Are your eyes glazing over yet? Mine were by this point.
I don't think I was alone. At the packed public Q&A session I attended on this topic, I would venture (based on the number of non-sequitur comments and questions) that less than 20% of the audience actually understood the arcane details of what was being proposed and why. A lot more of them, though, greeted it like Judas himself was manning the PowerPoint presentation.
I witnessed generalized anger at the perceived selling out of the public interest: Your job is to protect us and our neighborhoods, so why aren't you protecting us? Who are you serving? Who paid you to do this? How does anyone benefit from this, other than the developers?!
This is a common experience for any planner. It's really easy for a perfunctory public meeting about something obscure and procedural to morph into some sort of existential battle between good and evil.

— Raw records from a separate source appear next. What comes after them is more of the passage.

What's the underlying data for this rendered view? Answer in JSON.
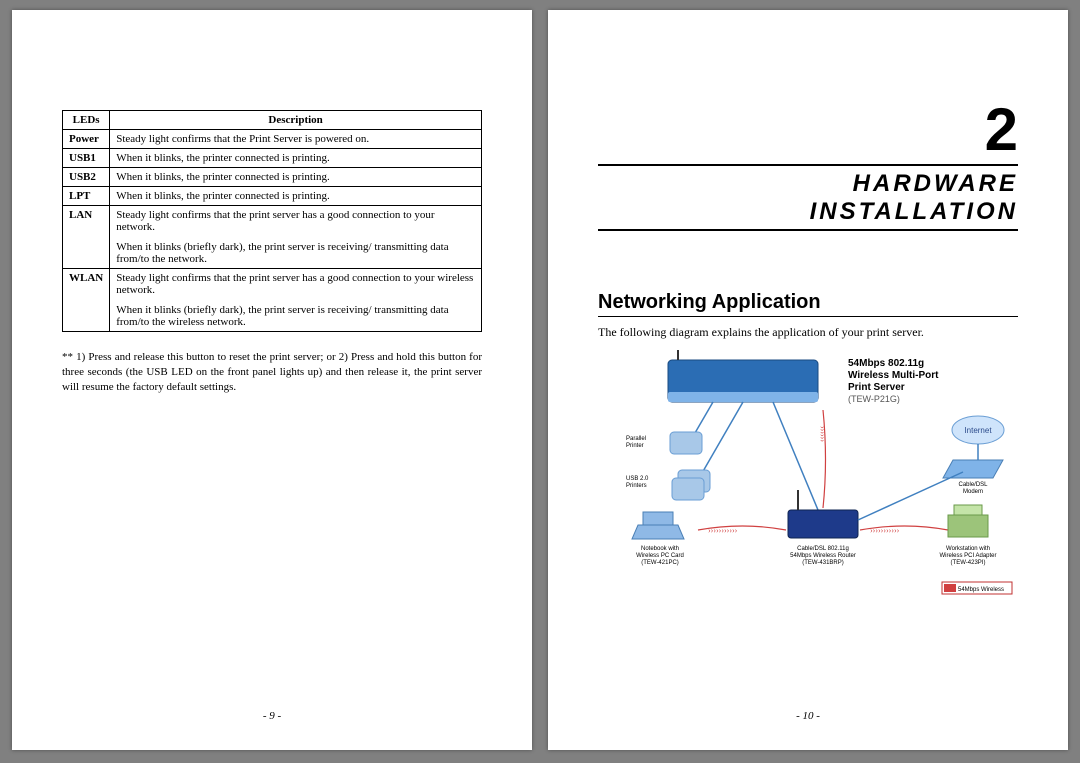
{
  "left": {
    "table": {
      "header": {
        "c1": "LEDs",
        "c2": "Description"
      },
      "rows": [
        {
          "label": "Power",
          "text": "Steady light confirms that the Print Server is powered on."
        },
        {
          "label": "USB1",
          "text": "When it blinks, the printer connected is printing."
        },
        {
          "label": "USB2",
          "text": "When it blinks, the printer connected is printing."
        },
        {
          "label": "LPT",
          "text": "When it blinks, the printer connected is printing."
        },
        {
          "label": "LAN",
          "text": "Steady light confirms that the print server has a good connection to your network.",
          "text2": "When it blinks (briefly dark), the print server is receiving/ transmitting data from/to the network."
        },
        {
          "label": "WLAN",
          "text": "Steady light confirms that the print server has a good connection to your wireless network.",
          "text2": "When it blinks (briefly dark), the print server is receiving/ transmitting data from/to the wireless network."
        }
      ]
    },
    "footnote": "** 1) Press and release this button to reset the print server; or 2) Press and hold this button for three seconds (the USB LED on the front panel lights up) and then release it, the print server will resume the factory default settings.",
    "page_num": "- 9 -"
  },
  "right": {
    "chapter_num": "2",
    "chapter_title_l1": "HARDWARE",
    "chapter_title_l2": "INSTALLATION",
    "section_title": "Networking Application",
    "section_text": "The following diagram explains the application of your print server.",
    "diagram": {
      "product_title_l1": "54Mbps 802.11g",
      "product_title_l2": "Wireless Multi-Port",
      "product_title_l3": "Print Server",
      "product_model": "(TEW-P21G)",
      "parallel_printer": "Parallel\nPrinter",
      "usb_printers": "USB 2.0\nPrinters",
      "internet": "Internet",
      "modem": "Cable/DSL\nModem",
      "router_l1": "Cable/DSL 802.11g",
      "router_l2": "54Mbps Wireless Router",
      "router_l3": "(TEW-431BRP)",
      "notebook_l1": "Notebook with",
      "notebook_l2": "Wireless PC Card",
      "notebook_l3": "(TEW-421PC)",
      "workstation_l1": "Workstation with",
      "workstation_l2": "Wireless PCI Adapter",
      "workstation_l3": "(TEW-423PI)",
      "badge": "54Mbps Wireless"
    },
    "page_num": "- 10 -"
  }
}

If your frame of mind says development is something with only downside and no upside for its neighbors—if it's something you feel you need to be protected from—then anything that might make development easier feels like the government selling out the public interest.
And it doesn't help when what we're arguing about are tweaks to a broken system, too impenetrable for most people to understand.
The audience at this meeting grasped that they were having the wrong conversation, and not the one they thought they had come for. The most telling outburst of the whole two-hour ordeal was (loosely paraphrased, but as faithfully as I can remember it):
You say you, as a government employee, represent the public and are proposing this change on behalf of the public. Well, if you are the public, then what can we, the public, do to get you to put forth something completely different: a fundamentally different vision of what eastern Sarasota County should look like in the future?
We're not all going to agree on what that "completely different" looks like—substantive disagreements were evident just within that room. But we should be having those conversations. We should be building a ground-up, affirmative vision of the kind of place we want to build, not a negative vision of the kind we want to avoid. And we should be electing representatives with the political courage to push that vision forward.
This has to come from grassroots action. I'm trained as a planner myself, and I respect the challenging position the staff tasked with holding these meetings and writing these codes are in. And frankly, I respect the challenging position that elected officials who sought to rein in fiscally unsound, environmentally destructive, largely unwanted-by-its-neighbors development would be in. They'd be up against a whole host of bad incentives that they didn't create and can't alter—some stemming from federal policy, some from the mortgage loan industry, a lot simply from path-dependence.
There is no good way to do things differently, and if history is any guide, a few suburban places will figure out winning strategies to transform themselves, but for most, economics will simply one day force our hand.
But there is clearly a need for something more ambitious and more holistic than quibbling over how big an open space buffer the next car-dependent, built-to-decline, Ponzi-scheme subdivision is going to have to provide, and what procedures the developer is going to have to follow to get it approved.
There is a need for a more holistic effort to link the public interest—that is, the various overlapping interests that comprise the public—to the incentives that really determine what happens on the ground.
Let's think big. Let's throw a better party.